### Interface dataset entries
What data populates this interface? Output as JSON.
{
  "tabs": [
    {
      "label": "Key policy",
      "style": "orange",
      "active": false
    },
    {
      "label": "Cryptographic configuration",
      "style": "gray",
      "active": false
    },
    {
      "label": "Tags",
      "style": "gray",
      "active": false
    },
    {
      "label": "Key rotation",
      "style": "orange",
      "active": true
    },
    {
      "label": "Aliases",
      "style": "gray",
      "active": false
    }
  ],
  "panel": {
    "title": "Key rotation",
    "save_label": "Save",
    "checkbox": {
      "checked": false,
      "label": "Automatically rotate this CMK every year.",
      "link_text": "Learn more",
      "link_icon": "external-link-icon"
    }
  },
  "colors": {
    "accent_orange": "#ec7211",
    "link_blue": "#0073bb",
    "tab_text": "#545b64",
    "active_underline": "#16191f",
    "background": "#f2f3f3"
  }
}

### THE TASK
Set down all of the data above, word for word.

### TASK ANSWER
What data populates this interface? Output as JSON.
{
  "tabs": [
    {
      "label": "Key policy",
      "style": "orange",
      "active": false
    },
    {
      "label": "Cryptographic configuration",
      "style": "gray",
      "active": false
    },
    {
      "label": "Tags",
      "style": "gray",
      "active": false
    },
    {
      "label": "Key rotation",
      "style": "orange",
      "active": true
    },
    {
      "label": "Aliases",
      "style": "gray",
      "active": false
    }
  ],
  "panel": {
    "title": "Key rotation",
    "save_label": "Save",
    "checkbox": {
      "checked": false,
      "label": "Automatically rotate this CMK every year.",
      "link_text": "Learn more",
      "link_icon": "external-link-icon"
    }
  },
  "colors": {
    "accent_orange": "#ec7211",
    "link_blue": "#0073bb",
    "tab_text": "#545b64",
    "active_underline": "#16191f",
    "background": "#f2f3f3"
  }
}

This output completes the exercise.